• _HOW TO COMPLETE THIS TASK_: Go through the data below and copy each line that includes "recipes".

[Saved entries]
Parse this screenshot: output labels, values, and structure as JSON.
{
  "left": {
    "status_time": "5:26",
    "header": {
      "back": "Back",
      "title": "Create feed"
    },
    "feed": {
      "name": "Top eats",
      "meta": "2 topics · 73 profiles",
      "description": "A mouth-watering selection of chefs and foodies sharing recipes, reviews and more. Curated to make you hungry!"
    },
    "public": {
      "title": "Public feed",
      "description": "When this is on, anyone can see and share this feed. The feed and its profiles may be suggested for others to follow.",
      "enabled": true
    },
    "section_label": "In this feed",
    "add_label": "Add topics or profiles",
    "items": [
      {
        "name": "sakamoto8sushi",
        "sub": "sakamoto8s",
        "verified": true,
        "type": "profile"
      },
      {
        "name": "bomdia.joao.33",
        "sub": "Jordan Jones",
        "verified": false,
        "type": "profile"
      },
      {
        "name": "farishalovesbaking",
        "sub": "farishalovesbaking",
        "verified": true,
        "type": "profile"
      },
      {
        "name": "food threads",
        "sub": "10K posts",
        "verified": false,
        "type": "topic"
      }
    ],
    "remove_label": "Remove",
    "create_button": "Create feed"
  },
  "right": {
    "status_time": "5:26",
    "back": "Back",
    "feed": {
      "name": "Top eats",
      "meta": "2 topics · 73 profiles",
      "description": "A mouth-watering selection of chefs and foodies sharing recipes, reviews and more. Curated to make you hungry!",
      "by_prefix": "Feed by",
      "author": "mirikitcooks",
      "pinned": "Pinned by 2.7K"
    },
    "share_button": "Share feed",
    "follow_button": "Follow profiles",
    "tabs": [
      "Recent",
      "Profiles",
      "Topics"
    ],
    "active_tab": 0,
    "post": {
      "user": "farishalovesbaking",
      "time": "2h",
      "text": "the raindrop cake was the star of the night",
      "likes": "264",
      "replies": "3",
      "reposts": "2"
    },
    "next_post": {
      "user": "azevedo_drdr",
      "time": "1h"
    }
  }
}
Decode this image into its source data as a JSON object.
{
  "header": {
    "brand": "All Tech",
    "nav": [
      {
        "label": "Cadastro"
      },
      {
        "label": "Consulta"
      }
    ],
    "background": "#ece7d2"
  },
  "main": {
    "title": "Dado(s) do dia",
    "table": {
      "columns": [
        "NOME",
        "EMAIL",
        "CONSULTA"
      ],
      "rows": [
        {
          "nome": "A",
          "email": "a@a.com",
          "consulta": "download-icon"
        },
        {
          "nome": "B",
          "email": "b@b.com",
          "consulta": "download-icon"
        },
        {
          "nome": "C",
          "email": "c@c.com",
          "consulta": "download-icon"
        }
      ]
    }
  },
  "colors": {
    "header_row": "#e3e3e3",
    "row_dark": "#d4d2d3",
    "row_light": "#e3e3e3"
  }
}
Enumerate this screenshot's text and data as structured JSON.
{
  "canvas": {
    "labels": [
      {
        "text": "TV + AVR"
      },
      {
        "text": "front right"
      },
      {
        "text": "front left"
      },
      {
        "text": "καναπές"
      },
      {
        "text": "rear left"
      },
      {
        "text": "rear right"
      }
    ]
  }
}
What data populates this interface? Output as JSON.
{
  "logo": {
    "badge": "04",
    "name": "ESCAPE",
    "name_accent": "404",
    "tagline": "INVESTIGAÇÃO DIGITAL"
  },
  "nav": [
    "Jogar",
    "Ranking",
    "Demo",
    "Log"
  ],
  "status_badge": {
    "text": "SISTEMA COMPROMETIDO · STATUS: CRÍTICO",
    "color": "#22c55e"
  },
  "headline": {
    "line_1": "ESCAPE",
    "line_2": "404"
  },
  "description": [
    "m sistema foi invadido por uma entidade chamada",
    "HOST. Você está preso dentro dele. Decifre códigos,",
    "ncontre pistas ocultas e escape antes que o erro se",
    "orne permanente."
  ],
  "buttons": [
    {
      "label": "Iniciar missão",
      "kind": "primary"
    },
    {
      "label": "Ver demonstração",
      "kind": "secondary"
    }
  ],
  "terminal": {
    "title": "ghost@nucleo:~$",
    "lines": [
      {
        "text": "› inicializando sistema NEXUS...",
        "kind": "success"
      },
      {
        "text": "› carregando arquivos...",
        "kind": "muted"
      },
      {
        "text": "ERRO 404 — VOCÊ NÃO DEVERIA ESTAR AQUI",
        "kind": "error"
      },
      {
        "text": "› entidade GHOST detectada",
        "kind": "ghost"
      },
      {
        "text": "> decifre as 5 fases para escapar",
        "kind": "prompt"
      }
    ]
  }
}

• _EXERCISE RESPONSE_:
      "description": "A mouth-watering selection of chefs and foodies sharing recipes, reviews and more. Curated to make you hungry!"
      "description": "A mouth-watering selection of chefs and foodies sharing recipes, reviews and more. Curated to make you hungry!",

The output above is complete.